The Draft Plan/EIS is comprised of four alternatives, a no-action alternative (Alternative A) and three action alternatives (Alternatives B, C, and D).The 674 page document was developed by an interdisciplinary team of NPS managers, scientists, and staff in cooperation with the Federal Highway Administration, State of Wyoming, Teton County, and Town of Jackson.
The planning team relied on a broad array of scientific research and public feedback to produce the document and identify the NPS preferred alternative (Alternative C). During the public scoping and preliminary alternatives stages of the planning process, the planning team received 1,007 and 2,605 individual comments, respectively. In addition to this public input, the planning team reviewed scientific studies of cultural landscapes, human-bear interactions, visitor use and experience, archaeology, road safety, and other topics to develop the Draft Plan/EIS. This background research, much of which has been publicly released over the last year, is available for review atgo.nps.gov/moose-wilson.

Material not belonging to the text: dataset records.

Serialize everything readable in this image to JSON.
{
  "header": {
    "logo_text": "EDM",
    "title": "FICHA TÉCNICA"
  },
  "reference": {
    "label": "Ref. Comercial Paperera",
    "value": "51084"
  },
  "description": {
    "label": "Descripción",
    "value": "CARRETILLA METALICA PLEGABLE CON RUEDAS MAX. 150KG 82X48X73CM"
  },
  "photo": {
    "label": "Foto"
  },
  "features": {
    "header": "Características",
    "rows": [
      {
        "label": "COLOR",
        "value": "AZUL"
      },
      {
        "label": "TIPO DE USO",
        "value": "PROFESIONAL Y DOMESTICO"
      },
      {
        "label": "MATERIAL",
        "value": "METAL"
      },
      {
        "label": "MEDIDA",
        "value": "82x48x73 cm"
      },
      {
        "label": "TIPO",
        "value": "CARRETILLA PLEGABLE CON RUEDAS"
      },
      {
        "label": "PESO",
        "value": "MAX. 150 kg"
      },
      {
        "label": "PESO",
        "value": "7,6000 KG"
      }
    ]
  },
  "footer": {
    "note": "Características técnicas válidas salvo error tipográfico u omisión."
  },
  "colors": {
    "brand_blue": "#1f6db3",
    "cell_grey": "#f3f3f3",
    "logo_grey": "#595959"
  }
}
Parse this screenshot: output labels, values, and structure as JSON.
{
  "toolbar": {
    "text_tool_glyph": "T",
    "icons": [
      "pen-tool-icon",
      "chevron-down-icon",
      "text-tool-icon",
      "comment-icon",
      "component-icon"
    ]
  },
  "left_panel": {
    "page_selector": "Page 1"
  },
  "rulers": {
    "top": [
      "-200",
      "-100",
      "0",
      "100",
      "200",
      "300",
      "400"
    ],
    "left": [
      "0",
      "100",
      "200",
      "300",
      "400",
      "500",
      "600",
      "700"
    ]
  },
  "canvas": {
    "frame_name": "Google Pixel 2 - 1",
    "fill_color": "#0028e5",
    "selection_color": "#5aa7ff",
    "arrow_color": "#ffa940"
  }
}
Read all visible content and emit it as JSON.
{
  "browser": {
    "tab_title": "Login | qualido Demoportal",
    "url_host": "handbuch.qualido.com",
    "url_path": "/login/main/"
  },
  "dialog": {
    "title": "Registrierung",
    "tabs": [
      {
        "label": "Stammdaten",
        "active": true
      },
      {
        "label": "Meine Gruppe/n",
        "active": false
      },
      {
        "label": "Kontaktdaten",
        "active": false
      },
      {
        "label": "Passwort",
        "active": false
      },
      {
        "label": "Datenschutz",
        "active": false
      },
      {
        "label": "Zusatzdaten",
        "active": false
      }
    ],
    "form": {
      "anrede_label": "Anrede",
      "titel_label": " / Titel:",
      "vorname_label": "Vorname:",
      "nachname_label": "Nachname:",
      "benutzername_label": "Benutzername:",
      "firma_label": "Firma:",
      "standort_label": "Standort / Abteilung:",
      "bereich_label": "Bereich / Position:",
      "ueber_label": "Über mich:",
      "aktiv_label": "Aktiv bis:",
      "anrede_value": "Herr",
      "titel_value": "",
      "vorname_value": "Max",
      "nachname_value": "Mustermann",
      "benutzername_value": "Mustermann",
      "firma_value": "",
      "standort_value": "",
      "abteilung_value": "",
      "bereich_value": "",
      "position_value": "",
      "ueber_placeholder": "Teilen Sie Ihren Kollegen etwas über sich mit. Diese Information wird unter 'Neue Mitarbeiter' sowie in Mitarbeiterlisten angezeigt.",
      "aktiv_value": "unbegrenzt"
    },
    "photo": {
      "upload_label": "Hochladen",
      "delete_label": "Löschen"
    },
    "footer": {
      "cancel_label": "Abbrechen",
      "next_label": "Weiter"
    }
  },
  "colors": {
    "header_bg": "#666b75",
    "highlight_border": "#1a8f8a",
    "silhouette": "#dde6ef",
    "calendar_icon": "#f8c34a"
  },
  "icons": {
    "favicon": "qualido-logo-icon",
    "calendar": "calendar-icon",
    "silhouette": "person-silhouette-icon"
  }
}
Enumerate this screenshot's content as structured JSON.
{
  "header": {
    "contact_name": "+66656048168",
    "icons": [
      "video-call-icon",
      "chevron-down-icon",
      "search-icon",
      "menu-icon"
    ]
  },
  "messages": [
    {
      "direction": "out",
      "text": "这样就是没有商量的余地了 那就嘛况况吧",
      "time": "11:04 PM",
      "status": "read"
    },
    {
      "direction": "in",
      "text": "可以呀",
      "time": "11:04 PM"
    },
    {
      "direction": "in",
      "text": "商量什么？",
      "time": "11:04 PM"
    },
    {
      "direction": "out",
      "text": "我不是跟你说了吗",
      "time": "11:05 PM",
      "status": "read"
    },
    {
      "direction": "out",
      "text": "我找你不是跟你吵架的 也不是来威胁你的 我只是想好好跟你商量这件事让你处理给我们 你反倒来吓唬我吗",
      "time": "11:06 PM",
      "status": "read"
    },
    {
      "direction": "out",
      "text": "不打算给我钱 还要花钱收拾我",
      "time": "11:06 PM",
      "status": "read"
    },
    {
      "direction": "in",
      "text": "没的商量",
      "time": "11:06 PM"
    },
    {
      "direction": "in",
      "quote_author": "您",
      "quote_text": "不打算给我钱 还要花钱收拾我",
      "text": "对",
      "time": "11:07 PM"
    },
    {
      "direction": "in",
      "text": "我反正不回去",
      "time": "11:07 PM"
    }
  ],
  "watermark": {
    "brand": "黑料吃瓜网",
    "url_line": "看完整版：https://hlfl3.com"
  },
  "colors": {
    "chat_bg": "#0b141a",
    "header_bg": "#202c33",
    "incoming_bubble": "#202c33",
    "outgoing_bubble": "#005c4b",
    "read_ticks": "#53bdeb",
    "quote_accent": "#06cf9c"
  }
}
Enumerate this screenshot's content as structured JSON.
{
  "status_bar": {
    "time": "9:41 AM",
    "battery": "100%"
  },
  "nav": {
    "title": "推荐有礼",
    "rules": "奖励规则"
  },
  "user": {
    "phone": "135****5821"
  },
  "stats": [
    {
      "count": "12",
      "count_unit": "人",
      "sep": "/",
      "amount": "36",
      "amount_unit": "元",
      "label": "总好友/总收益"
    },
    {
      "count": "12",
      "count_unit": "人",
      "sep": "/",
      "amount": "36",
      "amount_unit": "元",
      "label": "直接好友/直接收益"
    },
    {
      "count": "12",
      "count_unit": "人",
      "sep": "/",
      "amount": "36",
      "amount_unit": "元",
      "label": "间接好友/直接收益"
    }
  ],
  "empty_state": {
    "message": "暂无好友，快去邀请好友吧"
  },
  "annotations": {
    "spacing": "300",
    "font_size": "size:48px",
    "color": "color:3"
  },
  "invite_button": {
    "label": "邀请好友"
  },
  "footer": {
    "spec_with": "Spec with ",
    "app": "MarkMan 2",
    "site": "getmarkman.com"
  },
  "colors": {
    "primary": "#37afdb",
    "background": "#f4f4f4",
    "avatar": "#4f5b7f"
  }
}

The NPS preferred alternative is the alternative that the NPS has identified to best fulfill the mission of the NPS as well as the purpose and need for the plan. “We believe Alternative C provides for the greatest protection of fundamental park resources and values—from wetland ecosystems, to the heritage of our affiliated tribal communities, to grizzly bears and moose—while allowing for appropriate opportunities to enjoy and recreate in this special area,” said Superintendent David Vela.
Key components of the preferred alternative include realignment of the northernmost 0.6 miles of the road, paving the unpaved portion of the road, use of timed sequencing to establish a maximum number of people in the corridor at any one time during peak use periods, establishing pullouts, relocation of the Death Canyon trailhead, and continued shared use of the road by both motor vehicles and bicycles. The preferred alternative includes a number of actions that will improve the safety and experience of bicyclists including a reduction in the speed limit, paving the unpaved section of the road, managing traffic volumes, and improving the road surface and edge.
While all public comments are informative, the planning team is particularly interested in feedback regarding the accuracy and adequacy of the information and analysis presented in the Draft Plan/EIS. “We have identified a preferred alternative so the public knows which direction we are headed and has a robust opportunity to comment,” said Superintendent David Vela. “The preferred alternative reflects current information and science, and at this point we are particularly interested in any new information, questions, or ideas that will improve the Final Plan/EIS.” After the public comment period is complete, the planning team will carefully review those comments and address them as necessary. Those comments and their responses will then be incorporated into the Final Plan/EIS which will be completed by summer 2016. A Record of Decision will be signed in the fall of 2016 and the document will then guide management of the corridor for the future.
The Draft Plan/EIS, as well as an informative newsletter that summarizes the plan and its alternatives, is available for viewing and download on the NPS Planning, Environment and Public Comment website at go.nps.gov/mwplan under the “Documents” tab. Those wishing to comment can provide their thoughts electronically by selecting “Open for Comment” on the website. Comments can also be submitted by standard mail to Grand Teton National Park, ATTN: Moose-Wilson Planning Team, PO Drawer 170, Moose, WY, 83012-0170, by hand delivery to park headquarters in Moose, or during the open house event. Public comments and the names of those making them may be released to the public at any time in accordance with the Freedom of Information Act.